"Growing corporate support for the crypto makes this a very different market to what it was in 2017," said Neil Wilson, the chief market analyst at the trading platform Markets.com, referring to that year's volatility.
A Wall Street Journal report on Thursday said BNY Mellon planned to issue, hold, and transfer clients' bitcoin. It would be the first global bank to provide an integrated digital-asset service to its customers.
Mastercard said on Wednesday that it would begin allowing customers to use "select cryptocurrencies" on its network later this year.
Bloomberg reported on Saturday that a $150 billion investment arm of Morgan Stanley was considering betting on bitcoin. Morgan Stanley declined to comment.
JPMorgan Copresident Daniel Pinto told CNBC on Friday that he was convinced more banks would get involved thanks to client demand. "The demand isn't there yet, but I'm sure it will be at some point," Pinto said.
The interest from big players has supported the narrative that institutional investors are increasingly interested in bitcoin. This belief has been a key driver of the astounding rally in the price of bitcoin: from below $4,000 last March to $50,000 on Tuesday.
It has also helped other cryptocurrencies, such as ether, the coin on the Ethereum network. Its price was roughly flat on Tuesday, at $1,793, after hitting a record high above $1,870 over the weekend.
"It's been a fantastic couple of weeks for the cryptocurrency space, with numerous big names making bitcoin-related announcements," said Craig Erlam, a senior market analyst at the currency platform Oanda.

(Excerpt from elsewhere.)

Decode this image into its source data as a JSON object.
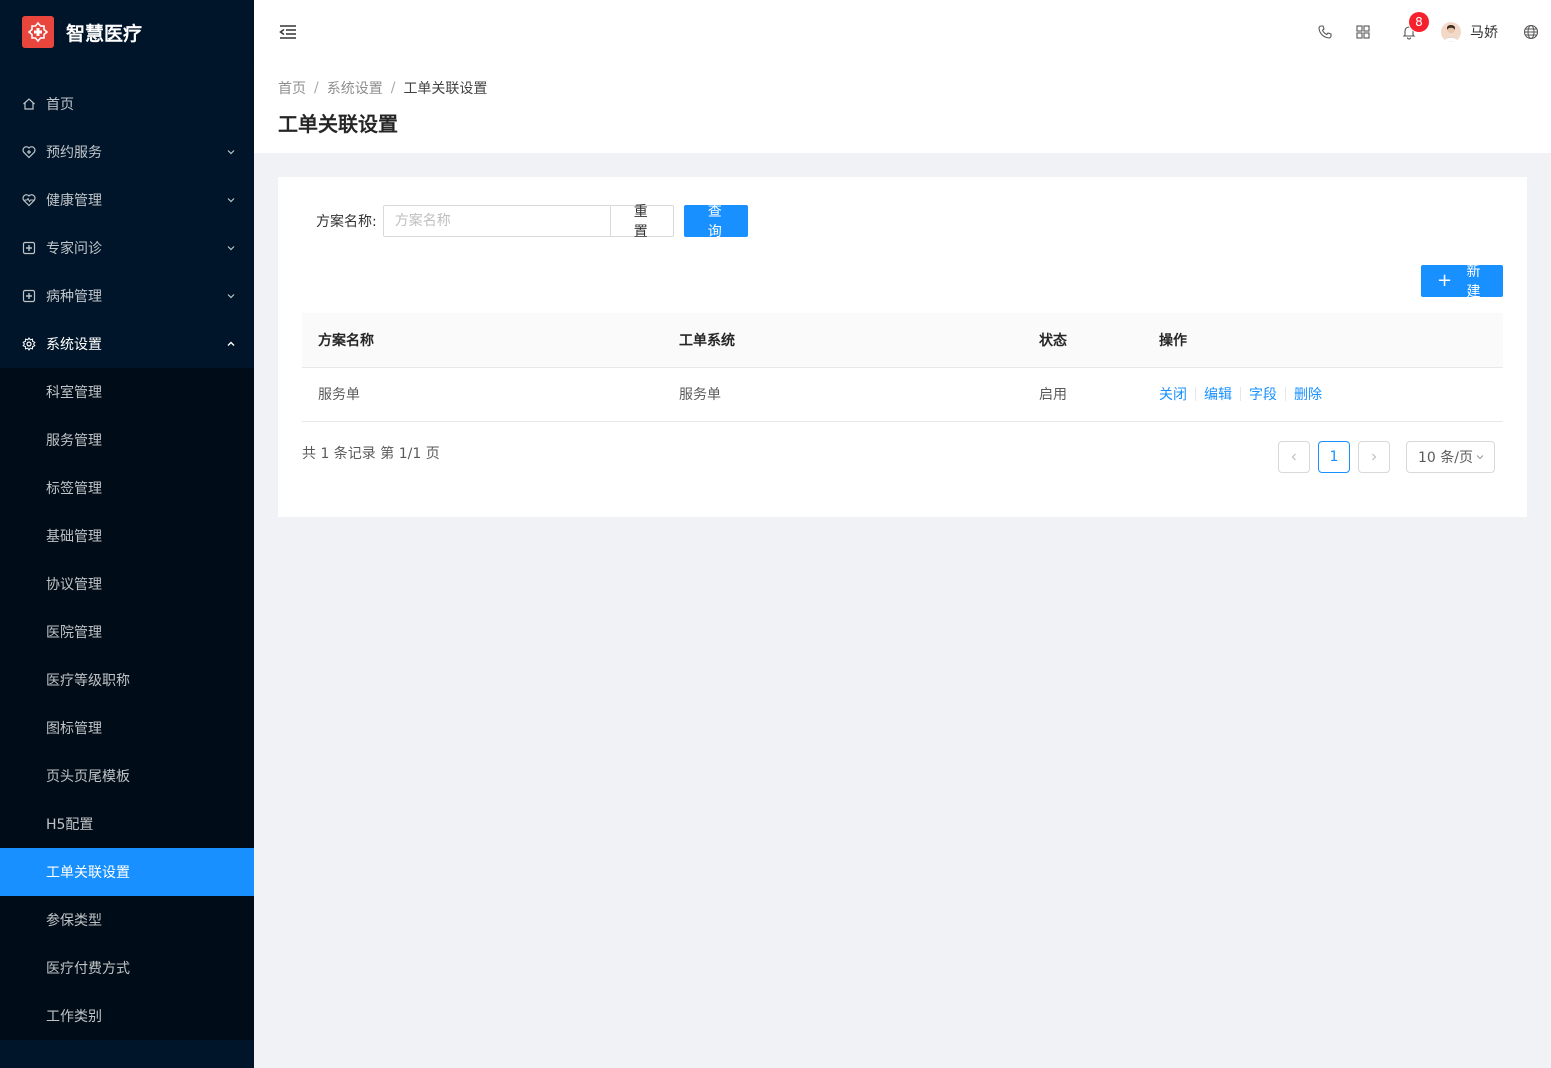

He said the question was now "how much further it can go and how fast."